What you will do → For the word "title", find each line in the entries where it occurs and copy that line.

------------------------------------------------------------------------

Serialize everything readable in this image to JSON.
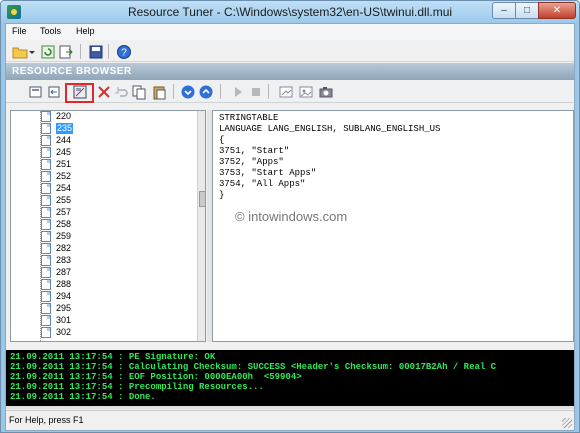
{
  "window": {
    "title": "Resource Tuner - C:\\Windows\\system32\\en-US\\twinui.dll.mui",
    "controls": [
      "minimize",
      "maximize",
      "close"
    ]
  },
  "menu": {
    "file": "File",
    "tools": "Tools",
    "help": "Help"
  },
  "toolbar1_icons": [
    "open-icon",
    "dropdown-arrow-icon",
    "refresh-icon",
    "export-icon",
    "save-icon",
    "help-icon"
  ],
  "resource_browser": {
    "title": "RESOURCE BROWSER"
  },
  "toolbar2_icons": [
    "resource-icon",
    "back-icon",
    "edit-resource-icon",
    "delete-icon",
    "undo-icon",
    "copy-icon",
    "paste-icon",
    "down-arrow-icon",
    "up-arrow-icon",
    "play-icon",
    "stop-icon",
    "dialog-icon",
    "image-icon",
    "camera-icon"
  ],
  "tree": {
    "items": [
      "220",
      "235",
      "244",
      "245",
      "251",
      "252",
      "254",
      "255",
      "257",
      "258",
      "259",
      "282",
      "283",
      "287",
      "288",
      "294",
      "295",
      "301",
      "302"
    ],
    "selected": "235"
  },
  "resource_text": {
    "lines": [
      "STRINGTABLE",
      "LANGUAGE LANG_ENGLISH, SUBLANG_ENGLISH_US",
      "{",
      "3751, \"Start\"",
      "3752, \"Apps\"",
      "3753, \"Start Apps\"",
      "3754, \"All Apps\"",
      "}"
    ]
  },
  "watermark": "© intowindows.com",
  "log": {
    "lines": [
      "21.09.2011 13:17:54 : PE Signature: OK",
      "21.09.2011 13:17:54 : Calculating Checksum: SUCCESS <Header's Checksum: 00017B2Ah / Real C",
      "21.09.2011 13:17:54 : EOF Position: 0000EA00h  <59904>",
      "21.09.2011 13:17:54 : Precompiling Resources...",
      "21.09.2011 13:17:54 : Done."
    ],
    "color": "#2ee85a"
  },
  "status": {
    "text": "For Help, press F1"
  },
  "colors": {
    "highlight_box": "#e2262c",
    "selection": "#3399ff",
    "log_background": "#000000"
  }
}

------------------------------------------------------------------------

Result of the task →
    "title": "Resource Tuner - C:\\Windows\\system32\\en-US\\twinui.dll.mui",
    "title": "RESOURCE BROWSER"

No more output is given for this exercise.